The present atmospheric concentration of CO2 is about 383 parts per million by volume. Imagine we took a box of air and divided it into one million equal parts, or pieces. We would find that CO2 only takes up 383 of those one million pieces. However, 200 years ago, CO2 would have filled only 283 of the one million pieces. By 2100, scientists expect that CO2 will take up 550 of the one million pieces. What is being replaced in this process of adding more CO2? Oxygen (O2), mainly. We breathe oxygen into our lungs, process it, and breathe out CO2. The green parts of plants (where there is chlorophyll) breathe in CO2 and breathe out oxygen: thus, the plants give animals oxygen, and the animals give the plants CO2.

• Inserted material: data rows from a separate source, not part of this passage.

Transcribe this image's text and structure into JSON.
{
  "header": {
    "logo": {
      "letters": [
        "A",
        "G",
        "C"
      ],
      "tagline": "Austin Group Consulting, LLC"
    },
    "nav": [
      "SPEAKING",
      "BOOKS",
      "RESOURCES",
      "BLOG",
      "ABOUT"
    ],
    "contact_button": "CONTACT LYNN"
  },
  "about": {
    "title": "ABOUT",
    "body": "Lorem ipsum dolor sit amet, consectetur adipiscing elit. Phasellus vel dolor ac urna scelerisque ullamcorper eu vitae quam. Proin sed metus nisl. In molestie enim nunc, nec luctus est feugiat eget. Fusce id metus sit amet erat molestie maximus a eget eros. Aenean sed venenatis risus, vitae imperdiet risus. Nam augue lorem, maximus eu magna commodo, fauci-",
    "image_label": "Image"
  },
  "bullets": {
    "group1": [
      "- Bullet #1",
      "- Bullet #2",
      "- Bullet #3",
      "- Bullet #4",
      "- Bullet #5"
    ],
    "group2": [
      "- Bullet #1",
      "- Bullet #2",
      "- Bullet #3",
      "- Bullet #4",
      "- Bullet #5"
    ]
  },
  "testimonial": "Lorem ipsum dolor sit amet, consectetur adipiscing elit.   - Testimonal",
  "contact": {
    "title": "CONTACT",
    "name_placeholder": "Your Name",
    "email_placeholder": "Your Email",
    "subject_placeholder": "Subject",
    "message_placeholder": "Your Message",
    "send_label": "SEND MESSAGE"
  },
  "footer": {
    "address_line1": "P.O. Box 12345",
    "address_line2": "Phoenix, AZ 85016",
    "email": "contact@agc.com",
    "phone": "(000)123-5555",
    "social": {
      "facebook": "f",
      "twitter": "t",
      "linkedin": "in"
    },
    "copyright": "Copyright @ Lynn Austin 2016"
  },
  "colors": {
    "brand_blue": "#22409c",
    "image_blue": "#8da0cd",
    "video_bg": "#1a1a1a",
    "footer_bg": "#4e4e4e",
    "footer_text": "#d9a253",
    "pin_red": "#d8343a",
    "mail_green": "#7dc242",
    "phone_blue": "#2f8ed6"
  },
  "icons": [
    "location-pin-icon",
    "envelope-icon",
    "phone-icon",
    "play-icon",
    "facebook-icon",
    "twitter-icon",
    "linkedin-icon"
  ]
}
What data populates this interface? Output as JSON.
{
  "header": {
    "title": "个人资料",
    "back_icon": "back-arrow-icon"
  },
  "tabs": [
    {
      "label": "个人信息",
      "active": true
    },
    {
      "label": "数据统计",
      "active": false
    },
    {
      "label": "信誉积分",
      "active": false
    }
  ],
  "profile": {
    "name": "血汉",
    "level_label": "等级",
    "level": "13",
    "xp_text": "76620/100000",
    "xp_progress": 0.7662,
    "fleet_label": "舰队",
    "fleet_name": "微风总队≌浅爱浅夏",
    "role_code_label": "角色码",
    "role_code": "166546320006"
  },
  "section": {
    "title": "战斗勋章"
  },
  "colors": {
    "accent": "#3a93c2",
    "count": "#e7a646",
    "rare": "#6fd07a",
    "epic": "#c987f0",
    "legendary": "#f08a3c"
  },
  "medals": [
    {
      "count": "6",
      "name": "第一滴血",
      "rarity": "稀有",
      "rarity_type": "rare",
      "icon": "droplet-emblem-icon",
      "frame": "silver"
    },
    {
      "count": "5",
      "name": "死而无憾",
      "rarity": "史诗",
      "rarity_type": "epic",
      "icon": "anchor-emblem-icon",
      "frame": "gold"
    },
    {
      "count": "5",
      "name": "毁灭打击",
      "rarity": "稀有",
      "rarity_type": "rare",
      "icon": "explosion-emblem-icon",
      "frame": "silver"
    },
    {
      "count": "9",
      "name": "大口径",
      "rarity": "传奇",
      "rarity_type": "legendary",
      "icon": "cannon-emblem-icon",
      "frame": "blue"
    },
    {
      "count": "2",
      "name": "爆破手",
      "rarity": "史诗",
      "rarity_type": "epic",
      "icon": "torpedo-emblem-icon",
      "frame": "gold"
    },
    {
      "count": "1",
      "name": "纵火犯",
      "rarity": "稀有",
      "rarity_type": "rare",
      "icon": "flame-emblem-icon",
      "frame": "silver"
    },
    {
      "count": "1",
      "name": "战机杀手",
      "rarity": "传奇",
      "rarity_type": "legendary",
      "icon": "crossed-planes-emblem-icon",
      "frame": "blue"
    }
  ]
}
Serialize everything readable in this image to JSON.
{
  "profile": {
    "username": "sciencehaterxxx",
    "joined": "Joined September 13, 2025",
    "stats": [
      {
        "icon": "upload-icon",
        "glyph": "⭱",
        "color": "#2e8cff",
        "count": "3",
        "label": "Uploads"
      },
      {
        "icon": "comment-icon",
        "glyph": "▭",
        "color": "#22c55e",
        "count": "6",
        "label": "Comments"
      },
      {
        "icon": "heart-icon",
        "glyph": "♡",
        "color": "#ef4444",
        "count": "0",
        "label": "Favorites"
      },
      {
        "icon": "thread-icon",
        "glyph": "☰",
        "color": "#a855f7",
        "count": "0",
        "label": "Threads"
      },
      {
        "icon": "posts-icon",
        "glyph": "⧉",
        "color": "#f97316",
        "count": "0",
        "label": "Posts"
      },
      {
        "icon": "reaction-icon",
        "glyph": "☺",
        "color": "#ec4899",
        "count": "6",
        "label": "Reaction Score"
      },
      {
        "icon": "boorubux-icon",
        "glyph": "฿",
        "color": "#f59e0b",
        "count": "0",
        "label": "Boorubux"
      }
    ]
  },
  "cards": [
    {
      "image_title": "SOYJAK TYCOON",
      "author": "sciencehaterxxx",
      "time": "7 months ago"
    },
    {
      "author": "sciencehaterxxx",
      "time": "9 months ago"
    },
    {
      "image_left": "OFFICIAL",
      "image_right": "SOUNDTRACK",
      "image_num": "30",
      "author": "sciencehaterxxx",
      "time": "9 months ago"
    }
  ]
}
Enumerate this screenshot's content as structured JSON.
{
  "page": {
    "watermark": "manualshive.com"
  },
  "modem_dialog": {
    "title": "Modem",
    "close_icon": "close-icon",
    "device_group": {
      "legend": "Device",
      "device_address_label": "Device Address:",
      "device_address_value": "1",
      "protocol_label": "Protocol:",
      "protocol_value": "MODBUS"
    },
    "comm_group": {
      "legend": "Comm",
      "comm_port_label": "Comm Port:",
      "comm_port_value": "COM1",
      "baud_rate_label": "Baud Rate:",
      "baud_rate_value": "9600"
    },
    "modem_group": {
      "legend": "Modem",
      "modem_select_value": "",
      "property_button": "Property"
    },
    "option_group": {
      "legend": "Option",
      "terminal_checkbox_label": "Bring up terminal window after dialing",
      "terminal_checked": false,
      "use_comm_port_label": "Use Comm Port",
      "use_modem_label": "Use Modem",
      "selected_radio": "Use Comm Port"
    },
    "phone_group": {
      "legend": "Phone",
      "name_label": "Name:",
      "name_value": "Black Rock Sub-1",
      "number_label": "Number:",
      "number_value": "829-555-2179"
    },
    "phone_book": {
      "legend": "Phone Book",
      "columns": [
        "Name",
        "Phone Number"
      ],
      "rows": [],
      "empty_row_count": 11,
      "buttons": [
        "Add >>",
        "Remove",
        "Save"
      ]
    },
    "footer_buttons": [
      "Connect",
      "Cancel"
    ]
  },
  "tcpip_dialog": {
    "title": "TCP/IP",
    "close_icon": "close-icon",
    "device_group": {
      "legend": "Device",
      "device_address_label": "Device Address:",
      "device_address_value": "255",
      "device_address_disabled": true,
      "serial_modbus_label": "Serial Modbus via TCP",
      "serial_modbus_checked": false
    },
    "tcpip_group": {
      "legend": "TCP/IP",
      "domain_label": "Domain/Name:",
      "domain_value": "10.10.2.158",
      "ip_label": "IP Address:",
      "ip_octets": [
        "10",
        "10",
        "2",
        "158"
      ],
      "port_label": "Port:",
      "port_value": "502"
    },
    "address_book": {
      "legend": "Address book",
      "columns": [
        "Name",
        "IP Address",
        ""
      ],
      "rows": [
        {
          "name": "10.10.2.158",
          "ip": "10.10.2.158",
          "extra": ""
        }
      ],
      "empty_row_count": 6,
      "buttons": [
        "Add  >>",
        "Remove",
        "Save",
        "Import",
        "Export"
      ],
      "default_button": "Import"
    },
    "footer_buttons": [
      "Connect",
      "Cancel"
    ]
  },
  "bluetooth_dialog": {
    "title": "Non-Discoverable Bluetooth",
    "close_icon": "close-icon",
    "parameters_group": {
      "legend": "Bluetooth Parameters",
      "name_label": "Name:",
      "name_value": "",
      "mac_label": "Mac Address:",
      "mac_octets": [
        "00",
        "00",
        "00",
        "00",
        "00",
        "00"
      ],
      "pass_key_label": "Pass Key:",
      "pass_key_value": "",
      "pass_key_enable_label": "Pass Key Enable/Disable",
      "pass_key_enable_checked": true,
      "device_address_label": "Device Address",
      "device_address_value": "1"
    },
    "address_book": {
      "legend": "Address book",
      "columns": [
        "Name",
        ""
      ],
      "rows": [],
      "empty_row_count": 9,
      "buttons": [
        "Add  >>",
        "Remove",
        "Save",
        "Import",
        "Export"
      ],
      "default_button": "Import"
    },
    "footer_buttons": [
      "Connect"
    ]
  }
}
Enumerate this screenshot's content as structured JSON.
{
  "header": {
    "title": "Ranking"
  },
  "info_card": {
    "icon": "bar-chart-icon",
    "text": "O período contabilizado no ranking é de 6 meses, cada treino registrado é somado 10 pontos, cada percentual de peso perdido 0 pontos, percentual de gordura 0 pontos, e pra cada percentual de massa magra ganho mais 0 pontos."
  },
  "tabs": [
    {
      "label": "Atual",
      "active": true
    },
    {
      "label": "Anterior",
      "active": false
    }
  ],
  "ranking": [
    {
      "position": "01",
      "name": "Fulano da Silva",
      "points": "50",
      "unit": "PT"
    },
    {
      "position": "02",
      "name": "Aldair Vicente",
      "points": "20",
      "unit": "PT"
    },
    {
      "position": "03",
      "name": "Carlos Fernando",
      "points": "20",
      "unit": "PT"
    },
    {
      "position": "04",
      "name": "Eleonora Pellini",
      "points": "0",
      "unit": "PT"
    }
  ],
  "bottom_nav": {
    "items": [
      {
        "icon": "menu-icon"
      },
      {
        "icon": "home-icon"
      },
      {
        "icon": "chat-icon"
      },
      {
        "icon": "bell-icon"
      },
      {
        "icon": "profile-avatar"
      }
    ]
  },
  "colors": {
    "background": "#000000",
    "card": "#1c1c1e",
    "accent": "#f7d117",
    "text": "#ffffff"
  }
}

Also, oxygen is used to burn things. In the process of burning, a chemical reaction takes place and the oxygen in the air combines with the carbon in the fuel (wood, gas, coal) to create CO2. It is this very process that gives us the heat that we use to produce other forms of energy. If you've ever started a campfire you know that to get it going you sometimes need to fan the small flames to get big flames. When you fan the fire and the flames get bigger, you are adding oxygen to the fire more quickly than if it just burned the oxygen in the air around it. In a simple way, this is why we breathe harder when we run fast for a long time.

So, where did all of the extra CO2 come from? Well, first from burning a lot of trees. Trees contain a huge amount of carbon, which is why trees form such a good fuel when heated and combined with oxygen in the air. Since 1850, however, humans have happened upon other things that work even better than wood. Gasoline, natural gas, and coal also contain a lot of carbon, and in a form that mixes very easily with oxygen, and thus generates lots of energy. This same energy is used to cook our food and move the wheels on our cars, and since about 1950, to create fertilizers for our crops. All of these processes use oxygen and release CO2.

It has only been since about 1950 that we've seen significant increases in burning gasoline, coal, and natural gas. Unlike wood, however, the carbon contained in these fuels was once deep below ground. We pulled the carbon out of the ground in the form of these fuels, combined it with oxygen, and released it into our air as CO2. The more we burn, the more we put up into our atmosphere.

For more information on energy and carbon dioxide: